Jan. 24 (UPI) -- Authorities have named the two teenage students who were killed by gunfire at a Kentucky high school.
Bailey Nicole Holt died at the scene and Preston Ryan Cope at a hospital, Kentucky State Police Commissioner Rick Sanders said. Both students were 15 years old.
Of the 18 injured, four of them are in critical condition. They range in age from 14 to 18 and include 14 boys and six girls total.
Many of the injured students were taken to Vanderbilt University Medical Center, where three boys had gunshot wounds to the head, one boy an arm wound and another shot in the chest and abdomen, officials said. The boy with the arm wound, a special needs student, may have to have the limb amputated.
The shooting occurred just before 8 a.m. Tuesday at the southwestern Kentucky school. A 15-year-old boy was taken into custody and will be charged with two counts of murder and multiple counts of attempted murder, Sanders confirmed.
Sanders said that one of the first reconsiders at the scene, though that Holt was his daughter.
"He had to go over to convince himself it was not his daughter," he said.
"To walk in, the backpacks laying around, the phones laying around, going off ... it's indescribable," Marshall County Attorney Jeffrey Edwards said. "I've been doing this for 25 years. It's not like anything I've experienced in my life."
Students were seen running down U.S. highway 68, located in front of school, to search for their parents after the shooting.
"Just the looks on their faces, it just kind of sticks with you," Mark Garland, an auto shop owner near the school, said.
One girl, who was close enough to the shooting scene that she saw bullets pinging off the walls, could barely speak, Garland said.
Government officials quickly condemned the shooting.
"I know I speak for communities across my home state in sending prayers of comfort and healing to students, faculty and everyone affected by this violence," Senate Majority Leader Mitch McConnell, R-Ky., said. "Our hearts are with the entire community of Marshall County and our gratitude is with the first responders who rushed into harm's way."
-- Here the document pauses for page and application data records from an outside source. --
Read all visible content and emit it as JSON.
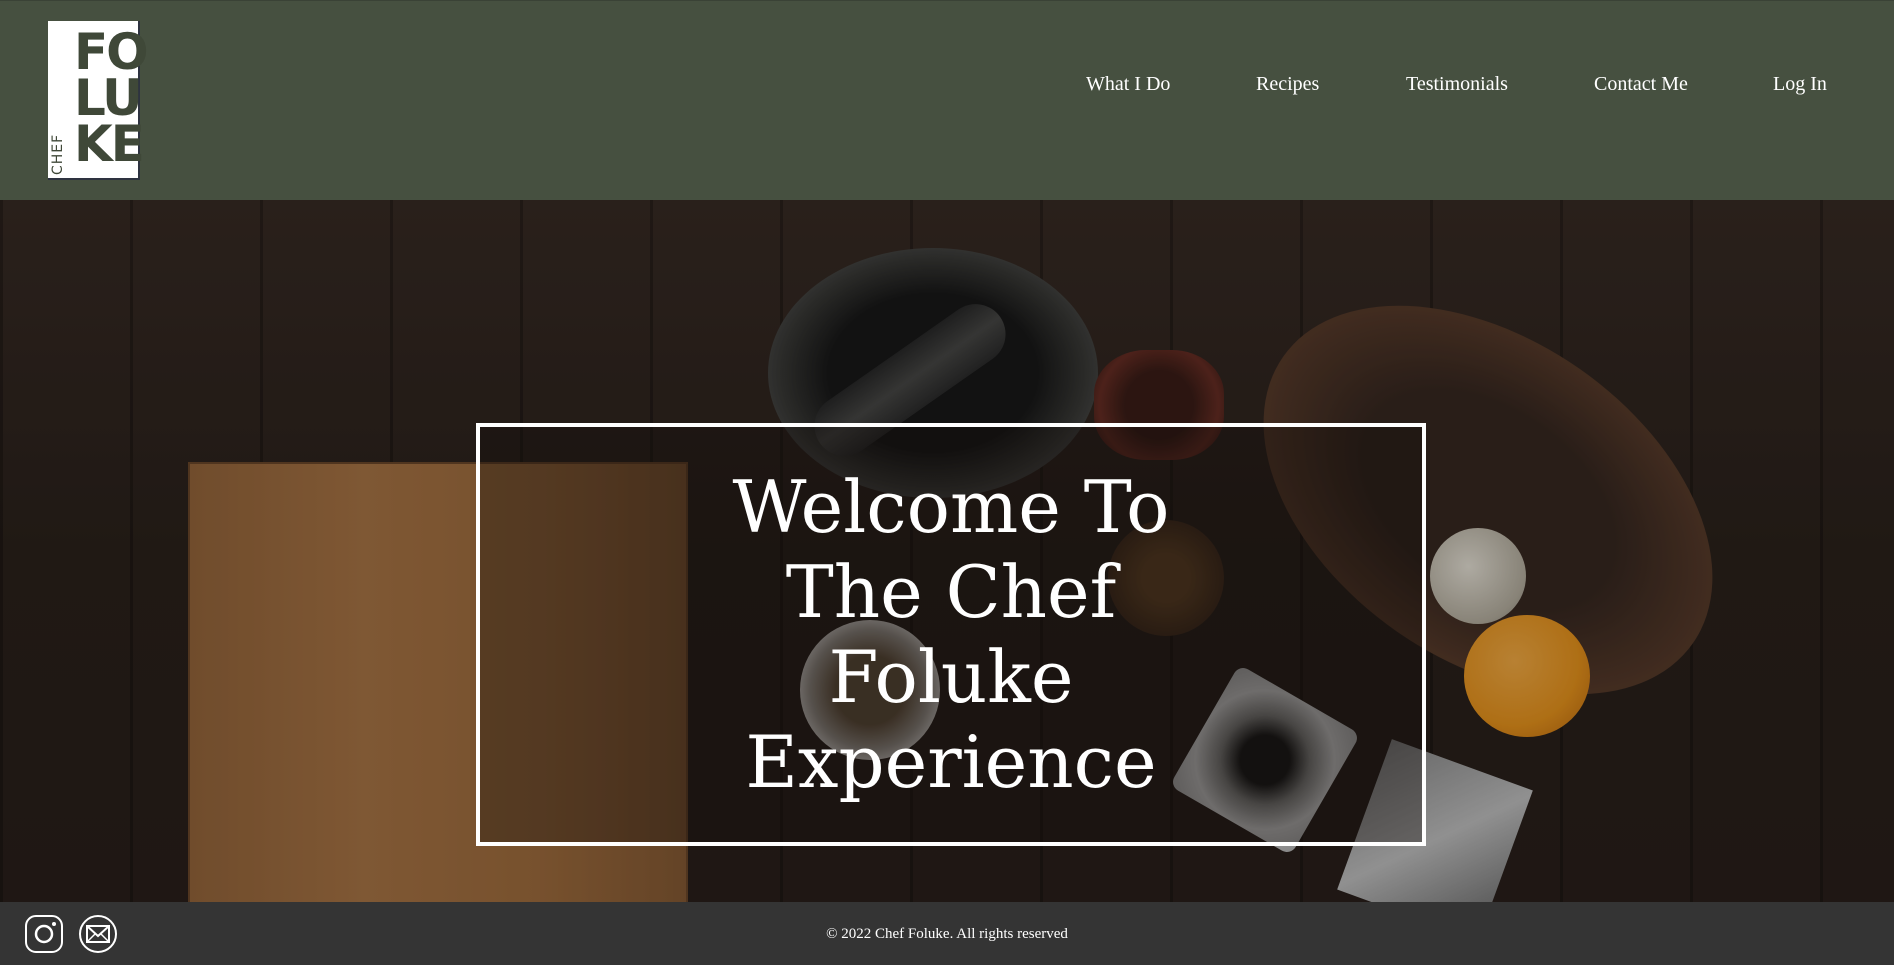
{
  "header": {
    "logo": {
      "line1": "FO",
      "line2": "LU",
      "line3": "KE",
      "small": "CHEF"
    },
    "nav": [
      {
        "label": "What I Do"
      },
      {
        "label": "Recipes"
      },
      {
        "label": "Testimonials"
      },
      {
        "label": "Contact Me"
      },
      {
        "label": "Log In"
      }
    ]
  },
  "hero": {
    "title_lines": [
      "Welcome To",
      "The Chef",
      "Foluke",
      "Experience"
    ]
  },
  "footer": {
    "copyright": "© 2022 Chef Foluke. All rights reserved",
    "icons": [
      "instagram-icon",
      "mail-icon"
    ]
  },
  "colors": {
    "header_bg": "#465040",
    "footer_bg": "#343434",
    "text": "#ffffff"
  }
}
"Our nation's schools should be some of the safest spaces in our communities," former Arizona Rep. Gabrielle Giffords, a survivor of gun violence, said. "Why do we keep allowing this terror to happen? ... It's horrifying that we can no longer call school shootings 'unimaginable' because the reality is they happen with alarming frequency."